I’m back at it again, talking about my continued love/hate relationship with EMR’s. From my conversations with doctors at different hospitals in our region, it seems that most docs appear to be falling into the “hate” column. Meanwhile, I’m still chugging along with the Allscripts Professional EHR that’s been installed in my office. And while it works just fine for the needs of a 3 physician single-specialty outpatient practice, it’s hardly the type of technology that, by itself, can change medical care for the better for a large number of people.
A recent study challenges that notion. In a study published in Chest, researchers in England sought to determine if inhaled steroids are a risk factor for pneumonia among asthmatics. It has already been shown inhaled corticosteroids are associated with an increased risk of pneumonia among patients with COPD. To determine this they looked at a database of medical information known as The Health Information Network (THIN).
In the UK, EMR’s have been in use for years, and general practitioners are encouraged (but not required) to participate in THIN. When a general practice elects to participate in THIN, software is installed in their EMR which runs in the background. The program collects data, while de-identifying it. The anonymized data is then uploaded to THIN, where approved researchers may have access to it. There is no cost to the practices for participating, and in return for their participation practices not only receive in depth practice metrics, they also receive a percentage of any research revenue generated from the use of the THIN data. At the time that the study was conducted, the database contained data from 9.1 million patients.
But back to the question at hand. From a cohort of 359,172 people with asthma the researchers were able to identify 6857 people with pneumonia, along with 36,312 control subjects. They were thus able to find a positive correlation between inhaled steroids and pneumonia. (for more on these findings, see my previous post: ) Continue reading “A Dream About U.S. EMR’s; A Reality in th U.K.”
I’ve written several times before about my love/hate status with my EMR. While I enjoy using mine, I long for it’s usefulness to get to the next level. While the EMR is useful at tracking data, it’s greatest handicap right now, is that it can’t talk to other systems. Data is still locked in individual systems and can’t be shared across platforms. This lack of inter-operability has thus far been the EMR’s greatest handicap, and I have longed for the time when EMRs are able to share data.

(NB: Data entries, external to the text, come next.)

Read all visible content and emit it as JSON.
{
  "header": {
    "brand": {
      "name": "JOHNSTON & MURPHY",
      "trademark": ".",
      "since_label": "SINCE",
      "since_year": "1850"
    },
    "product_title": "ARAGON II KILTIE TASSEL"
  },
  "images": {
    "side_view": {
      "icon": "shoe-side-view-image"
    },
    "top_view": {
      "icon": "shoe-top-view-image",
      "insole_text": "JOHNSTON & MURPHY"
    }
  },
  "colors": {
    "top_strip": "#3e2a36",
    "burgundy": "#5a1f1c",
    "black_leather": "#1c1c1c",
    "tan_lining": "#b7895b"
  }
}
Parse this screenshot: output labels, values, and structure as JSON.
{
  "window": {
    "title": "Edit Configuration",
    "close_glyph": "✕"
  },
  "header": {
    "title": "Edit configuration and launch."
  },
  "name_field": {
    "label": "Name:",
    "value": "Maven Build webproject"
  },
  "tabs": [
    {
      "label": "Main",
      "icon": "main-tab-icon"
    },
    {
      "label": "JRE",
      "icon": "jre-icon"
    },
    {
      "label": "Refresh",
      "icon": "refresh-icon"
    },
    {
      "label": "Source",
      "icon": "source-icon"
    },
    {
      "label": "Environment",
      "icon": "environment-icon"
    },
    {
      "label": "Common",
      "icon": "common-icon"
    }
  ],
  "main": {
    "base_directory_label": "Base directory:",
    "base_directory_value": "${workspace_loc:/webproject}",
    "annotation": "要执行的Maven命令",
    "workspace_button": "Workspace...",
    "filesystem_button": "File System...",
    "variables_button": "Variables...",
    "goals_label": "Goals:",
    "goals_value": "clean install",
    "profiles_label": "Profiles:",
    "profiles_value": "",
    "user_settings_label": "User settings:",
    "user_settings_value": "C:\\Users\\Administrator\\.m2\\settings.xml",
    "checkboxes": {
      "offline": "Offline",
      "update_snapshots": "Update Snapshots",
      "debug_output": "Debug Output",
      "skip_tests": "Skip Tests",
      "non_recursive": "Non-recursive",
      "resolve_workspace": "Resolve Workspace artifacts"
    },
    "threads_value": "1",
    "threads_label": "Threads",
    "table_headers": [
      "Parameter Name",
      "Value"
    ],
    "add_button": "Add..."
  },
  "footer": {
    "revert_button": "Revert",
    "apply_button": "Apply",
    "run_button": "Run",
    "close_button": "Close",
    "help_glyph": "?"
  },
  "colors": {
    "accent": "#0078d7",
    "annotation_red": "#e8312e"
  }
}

But as I see more and more systems being employed in my area and talk with other physicians about their experiences, I am becoming increasingly concerned that the inexorable march forward is going too quickly.
Shouldn’t we get these systems right before introducing interoperability into the equation?
The administration and the public are now clamoring that the information in these systems should be able to be shared among providers. In effect, that the information should not be “held hostage” by each providers respective system. These are fair and reasonable requests that should be expected in the long run. To that end, some EHR vendors have agreed in principle to begin writing standards that would allow inter-operability between systems.
The unfortunate problem here, and one that the public does not understand, is that these systems are not like the computer operating systems that they accustomed to using. It’s easy to forget that Microsoft, Word, Windows, Powerpoint, and Macs are more than 20 years old. They’ve gone through several generations and hundreds of billions of dollars in development by the worlds most talented programmers. All to now finally be at a point where the program does not routinely stop working for some unknown reason. Continue reading “Should EMR’s Be Able To Talk to Each Other?”
I’ve written before about our EHR and all the the things that I really like about it. Add to that list the fact that we can now get incentive payments from Medicare (or Medicaid) for buying and using an EHR (we were early adopters of the technology before the current incentives came out). But in order to qualify as an electronic health record in the government’s eyes, the federal government determined that everyone’s systems must meet certain minimum functionality requirements, what they call “meaningful use”. This is where things are getting tricky. . . because my beloved EHR is telling me that my medical records are are not meaningfully useful, and in fact are meaninglessly useful, or meaningfully useless, one or the other, or perhaps both.
As if that was not enough of a slap in the face after all the love and adoration I’ve showered upon the system, there’s this bitter morsel. I’m being told that the manner in which I’ve been deficient is in the department of documentation of smoking. Can you believe that? Smoking! Me! The super-anti-smoking guy! The one who wrote this article. And then the other one. Plus, remember that other one? Seriously?
Could I truly be deficient in my smoking documentation? Refusing to believe such blasphemy, I delved into the medical records. No, see, there it is? Right there. Under HPI, “patient has no history of smoke exposure”. And there again, in the next chart, more extensive smoking data meticulously typed into the history. I knew that I was documenting this stuff. What could the problem possibly be? Continue reading “My EHR Tells Me I’m a Bad Doctor.”